Task goal: Could you return the data that follows exactly, minus the images?

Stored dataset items
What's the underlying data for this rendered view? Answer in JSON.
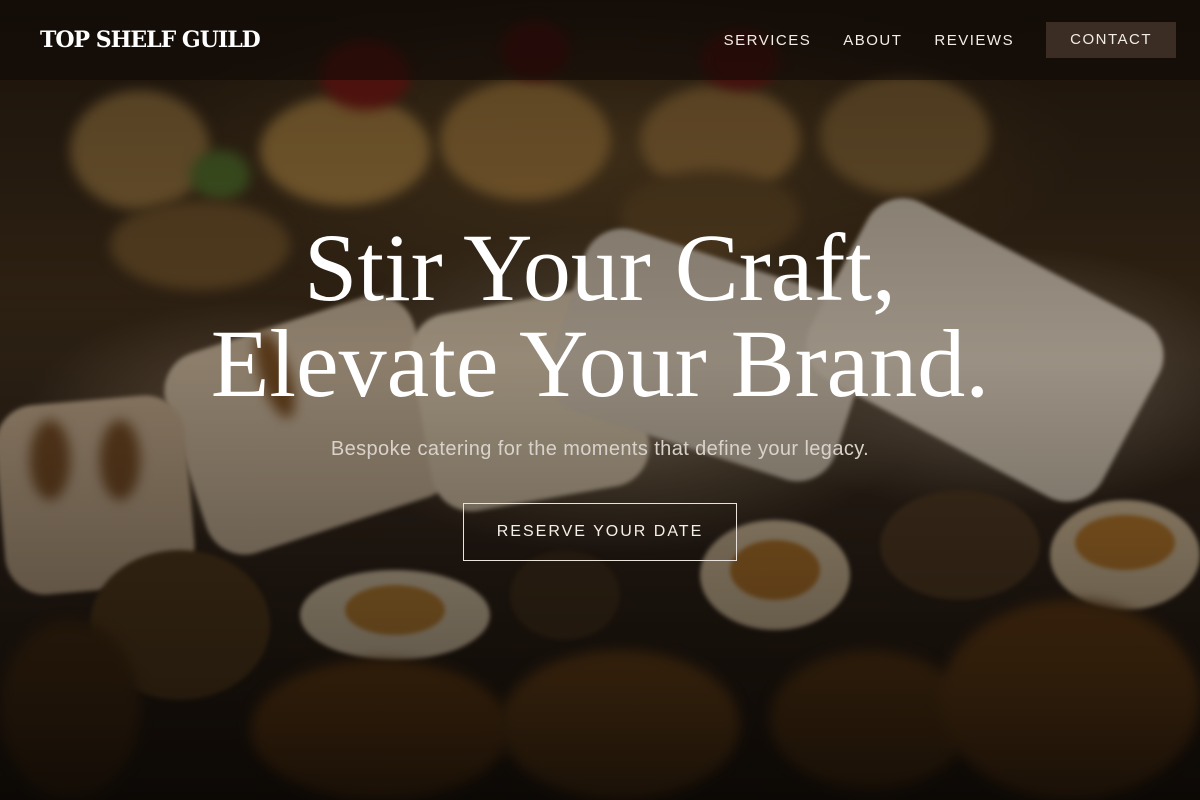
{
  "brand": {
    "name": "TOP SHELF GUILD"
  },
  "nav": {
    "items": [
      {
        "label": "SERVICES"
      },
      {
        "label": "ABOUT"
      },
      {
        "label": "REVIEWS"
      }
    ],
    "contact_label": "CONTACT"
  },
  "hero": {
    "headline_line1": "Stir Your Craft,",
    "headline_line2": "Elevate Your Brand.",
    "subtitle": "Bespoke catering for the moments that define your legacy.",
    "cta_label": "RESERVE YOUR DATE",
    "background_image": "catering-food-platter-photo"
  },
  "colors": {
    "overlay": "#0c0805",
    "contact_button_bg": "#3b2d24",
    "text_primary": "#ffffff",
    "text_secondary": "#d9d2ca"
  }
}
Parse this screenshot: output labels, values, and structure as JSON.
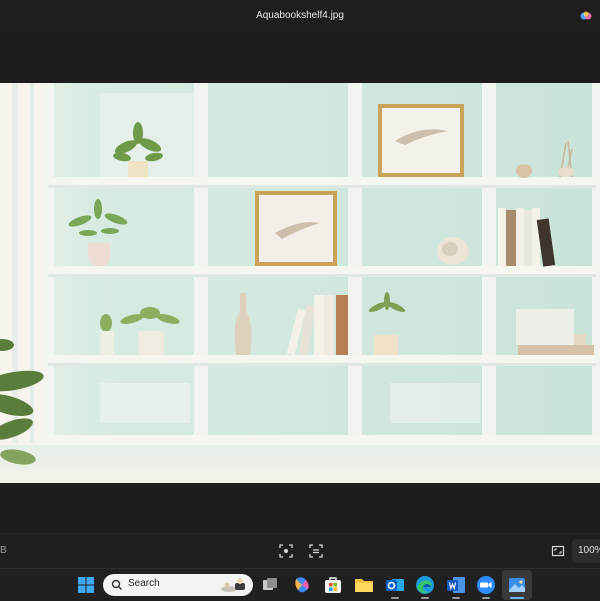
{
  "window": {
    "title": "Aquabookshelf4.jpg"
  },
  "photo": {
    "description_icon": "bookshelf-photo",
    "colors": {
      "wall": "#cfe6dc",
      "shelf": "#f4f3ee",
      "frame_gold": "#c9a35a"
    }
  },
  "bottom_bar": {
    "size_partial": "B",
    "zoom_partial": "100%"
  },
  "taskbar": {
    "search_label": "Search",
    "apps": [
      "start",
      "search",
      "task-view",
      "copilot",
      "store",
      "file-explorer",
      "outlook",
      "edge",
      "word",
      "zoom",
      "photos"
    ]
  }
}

Output of the exercise:
What's the underlying data for this rendered view? Answer in JSON.
{
  "brand": {
    "name": "TOP SHELF GUILD"
  },
  "nav": {
    "items": [
      {
        "label": "SERVICES"
      },
      {
        "label": "ABOUT"
      },
      {
        "label": "REVIEWS"
      }
    ],
    "contact_label": "CONTACT"
  },
  "hero": {
    "headline_line1": "Stir Your Craft,",
    "headline_line2": "Elevate Your Brand.",
    "subtitle": "Bespoke catering for the moments that define your legacy.",
    "cta_label": "RESERVE YOUR DATE",
    "background_image": "catering-food-platter-photo"
  },
  "colors": {
    "overlay": "#0c0805",
    "contact_button_bg": "#3b2d24",
    "text_primary": "#ffffff",
    "text_secondary": "#d9d2ca"
  }
}
Parse this screenshot: output labels, values, and structure as JSON.
{
  "window": {
    "title": "Aquabookshelf4.jpg"
  },
  "photo": {
    "description_icon": "bookshelf-photo",
    "colors": {
      "wall": "#cfe6dc",
      "shelf": "#f4f3ee",
      "frame_gold": "#c9a35a"
    }
  },
  "bottom_bar": {
    "size_partial": "B",
    "zoom_partial": "100%"
  },
  "taskbar": {
    "search_label": "Search",
    "apps": [
      "start",
      "search",
      "task-view",
      "copilot",
      "store",
      "file-explorer",
      "outlook",
      "edge",
      "word",
      "zoom",
      "photos"
    ]
  }
}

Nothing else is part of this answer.